Education Data Report 2021: Key takeaways and roundup

Print More

***Editor’s note: This is the ninth and final instalment in a series of stories analysing the Education Data Report 2021.***

Over the past month, the Cayman Current has been exploring the Education Data Report 2021.

This post will act as a summary of our key observations gleaned from the series.

+ Year 11 exam scores regressed to the mean after a spike in 2020.

Cayman Islands ‘national expectations’ are that students achieve 5 or more Level 2 passes, including in English and Mathematics.

The pass rate at Layman Scott High School was 55%. At Clifton Hunter High School it was 49%. At John Gray High School it was 32%.

Data Report 2021: Year 11 exam scores regress to previous levels

+ Year 11 girls again outperformed boys in English and Maths, although the ‘gender gap’ narrowed.

79% of girls passed English and 45% passed Maths. By comparison, 55% of boys passed English and 42% passed Maths.

Overall, 43% of girls met the national expectation, compared to 38% of boys.

Data Report 2021: Gender gap narrows; Year 11 girls still outperform boys

+ Poor Maths scores keep students from attaining the national standard.

Relatively poor performance on Year 11 Maths exams is the primary reason why most Cayman public high school graduates fail to meet the ‘national expected standard’.

However, education officials point to better-than-expected Maths results among Year 6 students as a hopeful indicator for the future.

Data Report 2021: Poor Maths scores keep students from attaining ‘national standard’

+ Clifton Hunter significantly outperformed John Gray on Year 11 exams.

Following a period of 2 years where John Gray had nearly closed the gap in test scores, Clifton Hunter posted an overall pass rate that was 17 percentage points greater than John Gray, the largest margin since records became available in 2015.

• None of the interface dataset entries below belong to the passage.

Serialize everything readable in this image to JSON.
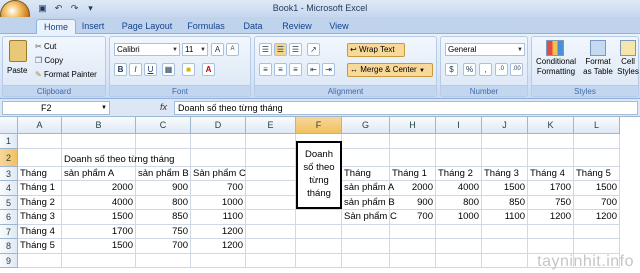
{
  "window": {
    "title": "Book1 - Microsoft Excel"
  },
  "tabs": [
    "Home",
    "Insert",
    "Page Layout",
    "Formulas",
    "Data",
    "Review",
    "View"
  ],
  "ribbon": {
    "clipboard": {
      "paste": "Paste",
      "cut": "Cut",
      "copy": "Copy",
      "format_painter": "Format Painter",
      "label": "Clipboard"
    },
    "font": {
      "name": "Calibri",
      "size": "11",
      "label": "Font"
    },
    "alignment": {
      "wrap_text": "Wrap Text",
      "merge_center": "Merge & Center",
      "label": "Alignment"
    },
    "number": {
      "format": "General",
      "label": "Number"
    },
    "styles": {
      "conditional": "Conditional",
      "formatting": "Formatting",
      "format": "Format",
      "as_table": "as Table",
      "cell": "Cell",
      "styles": "Styles",
      "label": "Styles"
    }
  },
  "formula_bar": {
    "name_box": "F2",
    "fx": "fx",
    "content": "Doanh số theo từng tháng"
  },
  "grid": {
    "columns": [
      "A",
      "B",
      "C",
      "D",
      "E",
      "F",
      "G",
      "H",
      "I",
      "J",
      "K",
      "L"
    ],
    "rows": [
      "1",
      "2",
      "3",
      "4",
      "5",
      "6",
      "7",
      "8",
      "9"
    ],
    "cells": {
      "B2": "Doanh số theo từng tháng",
      "A3": "Tháng",
      "B3": "sản phẩm A",
      "C3": "sản phẩm B",
      "D3": "Sản phẩm C",
      "A4": "Tháng 1",
      "B4": "2000",
      "C4": "900",
      "D4": "700",
      "A5": "Tháng 2",
      "B5": "4000",
      "C5": "800",
      "D5": "1000",
      "A6": "Tháng 3",
      "B6": "1500",
      "C6": "850",
      "D6": "1100",
      "A7": "Tháng 4",
      "B7": "1700",
      "C7": "750",
      "D7": "1200",
      "A8": "Tháng 5",
      "B8": "1500",
      "C8": "700",
      "D8": "1200",
      "F2": "Doanh số theo từng tháng",
      "G3": "Tháng",
      "H3": "Tháng 1",
      "I3": "Tháng 2",
      "J3": "Tháng 3",
      "K3": "Tháng 4",
      "L3": "Tháng 5",
      "G4": "sản phẩm A",
      "H4": "2000",
      "I4": "4000",
      "J4": "1500",
      "K4": "1700",
      "L4": "1500",
      "G5": "sản phẩm B",
      "H5": "900",
      "I5": "800",
      "J5": "850",
      "K5": "750",
      "L5": "700",
      "G6": "Sản phẩm C",
      "H6": "700",
      "I6": "1000",
      "J6": "1100",
      "K6": "1200",
      "L6": "1200"
    }
  },
  "watermark": "tayninhit.info"
}
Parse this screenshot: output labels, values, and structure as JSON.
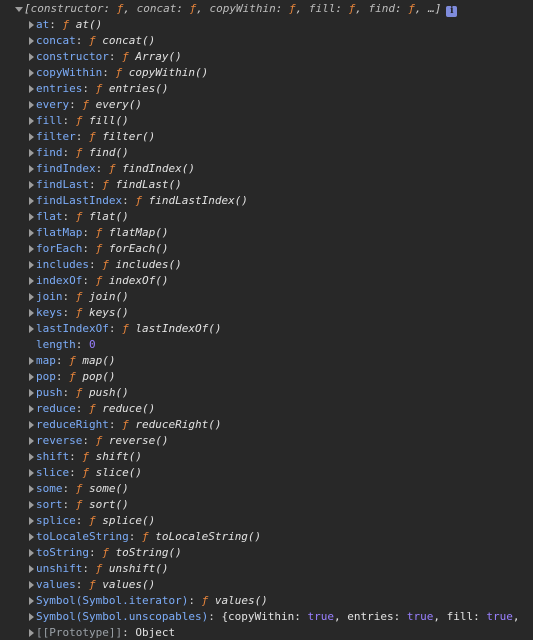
{
  "header": {
    "bracket_open": "[",
    "bracket_close": "]",
    "items": [
      {
        "key": "constructor",
        "f": "ƒ"
      },
      {
        "key": "concat",
        "f": "ƒ"
      },
      {
        "key": "copyWithin",
        "f": "ƒ"
      },
      {
        "key": "fill",
        "f": "ƒ"
      },
      {
        "key": "find",
        "f": "ƒ"
      }
    ],
    "ellipsis": "…",
    "info": "i"
  },
  "methods": [
    {
      "key": "at",
      "f": "ƒ",
      "sig": "at()"
    },
    {
      "key": "concat",
      "f": "ƒ",
      "sig": "concat()"
    },
    {
      "key": "constructor",
      "f": "ƒ",
      "sig": "Array()"
    },
    {
      "key": "copyWithin",
      "f": "ƒ",
      "sig": "copyWithin()"
    },
    {
      "key": "entries",
      "f": "ƒ",
      "sig": "entries()"
    },
    {
      "key": "every",
      "f": "ƒ",
      "sig": "every()"
    },
    {
      "key": "fill",
      "f": "ƒ",
      "sig": "fill()"
    },
    {
      "key": "filter",
      "f": "ƒ",
      "sig": "filter()"
    },
    {
      "key": "find",
      "f": "ƒ",
      "sig": "find()"
    },
    {
      "key": "findIndex",
      "f": "ƒ",
      "sig": "findIndex()"
    },
    {
      "key": "findLast",
      "f": "ƒ",
      "sig": "findLast()"
    },
    {
      "key": "findLastIndex",
      "f": "ƒ",
      "sig": "findLastIndex()"
    },
    {
      "key": "flat",
      "f": "ƒ",
      "sig": "flat()"
    },
    {
      "key": "flatMap",
      "f": "ƒ",
      "sig": "flatMap()"
    },
    {
      "key": "forEach",
      "f": "ƒ",
      "sig": "forEach()"
    },
    {
      "key": "includes",
      "f": "ƒ",
      "sig": "includes()"
    },
    {
      "key": "indexOf",
      "f": "ƒ",
      "sig": "indexOf()"
    },
    {
      "key": "join",
      "f": "ƒ",
      "sig": "join()"
    },
    {
      "key": "keys",
      "f": "ƒ",
      "sig": "keys()"
    },
    {
      "key": "lastIndexOf",
      "f": "ƒ",
      "sig": "lastIndexOf()"
    }
  ],
  "length": {
    "key": "length",
    "value": "0"
  },
  "methods2": [
    {
      "key": "map",
      "f": "ƒ",
      "sig": "map()"
    },
    {
      "key": "pop",
      "f": "ƒ",
      "sig": "pop()"
    },
    {
      "key": "push",
      "f": "ƒ",
      "sig": "push()"
    },
    {
      "key": "reduce",
      "f": "ƒ",
      "sig": "reduce()"
    },
    {
      "key": "reduceRight",
      "f": "ƒ",
      "sig": "reduceRight()"
    },
    {
      "key": "reverse",
      "f": "ƒ",
      "sig": "reverse()"
    },
    {
      "key": "shift",
      "f": "ƒ",
      "sig": "shift()"
    },
    {
      "key": "slice",
      "f": "ƒ",
      "sig": "slice()"
    },
    {
      "key": "some",
      "f": "ƒ",
      "sig": "some()"
    },
    {
      "key": "sort",
      "f": "ƒ",
      "sig": "sort()"
    },
    {
      "key": "splice",
      "f": "ƒ",
      "sig": "splice()"
    },
    {
      "key": "toLocaleString",
      "f": "ƒ",
      "sig": "toLocaleString()"
    },
    {
      "key": "toString",
      "f": "ƒ",
      "sig": "toString()"
    },
    {
      "key": "unshift",
      "f": "ƒ",
      "sig": "unshift()"
    },
    {
      "key": "values",
      "f": "ƒ",
      "sig": "values()"
    }
  ],
  "symbol_iterator": {
    "key": "Symbol(Symbol.iterator)",
    "f": "ƒ",
    "sig": "values()"
  },
  "symbol_unscopables": {
    "key": "Symbol(Symbol.unscopables)",
    "value": "{copyWithin: true, entries: true, fill: true,"
  },
  "prototype": {
    "key": "[[Prototype]]",
    "value": "Object"
  },
  "colors": {
    "background": "#282828",
    "key": "#7cacf8",
    "function_f": "#e8853b",
    "number": "#9980ff",
    "text": "#e3e3e3"
  }
}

Meanwhile, Layman Scott on Cayman Brac continues to have a higher Year 11 pass rate than either public secondary school on Grand Cayman.

Data Report 2021: Clifton Hunter significantly outperforms John Gray on Year 11 exams

+ Year 6 scores on ‘reasoning’ tests dropped following the Spring 2020 COVID-19 school closure.

In the Fall 2020 term following the closure of schools due to COVID, Year 6 public primary school students scored significantly worse on tests designed to measure their reasoning abilities than students had the year before the pandemic.

Data Report 2021: After COVID school closure, drop in Year 6 scores on ‘reasoning’ tests

+ Student performance varies widely at different public primary schools.

The largest groups of students to perform ‘below expectations’ in Maths were at Theoline L. McCoy Primary School (63%), in Reading at George Town Primary School (60%), and in Writing at East End Primary School (100%).

The smallest groups of students to perform ‘below expectations’ in Maths were at Creek and Spot Bay Primary School (0%), in Reading at West End Primary School (7%), and in Writing at West End (7%).

(Those 2 schools are located on Cayman Brac.)

Data Report 2021: Performance varies greatly among public primary schools

+ Students with diagnosed Special Education Needs (SEND) or being monitored for SEND performed worse than their peers on Year 11 external exams.

Government schools have 3 phases for SEND support. In Phase 1, students are monitored and receive support from their teacher. In Phase 2, students get more support, including from a school-based team outside their classroom. In Phase 3, students receive support from outside their school.

Students in Phase 3 performed better on Year 11 exams in English, Maths and Science than students in Phase 2.

Phase 1 students outperform Phase 3 students in English and Science, but had a slightly lower pass rate in Maths.

Overall, students with no SEND had significantly higher exam scores in all subjects than students with potential or verified education disabilities.

Data Report 2021: How students with education disabilities fared on Year 11 exams

+ On the 2021 CSEC exams, Cayman’s Year 11 students beat the Caribbean average in Maths but not in English.

Typically, CSEC scores are released in the fall after the spring exams are taken. However, 2021 scores were delayed due to COVID, so the Data Report provided the first opportunity to examine Cayman’s scores in the context of Caribbean peers and compare them to prior years.

For the 3rd time in 11 years, Cayman’s Year 11 students beat the regional average in Maths. For the 8th time in 11 years, they scored lower than the regional average in English.

Data Report 2021: Key observations from 2021 CSEC results

Comments are closed.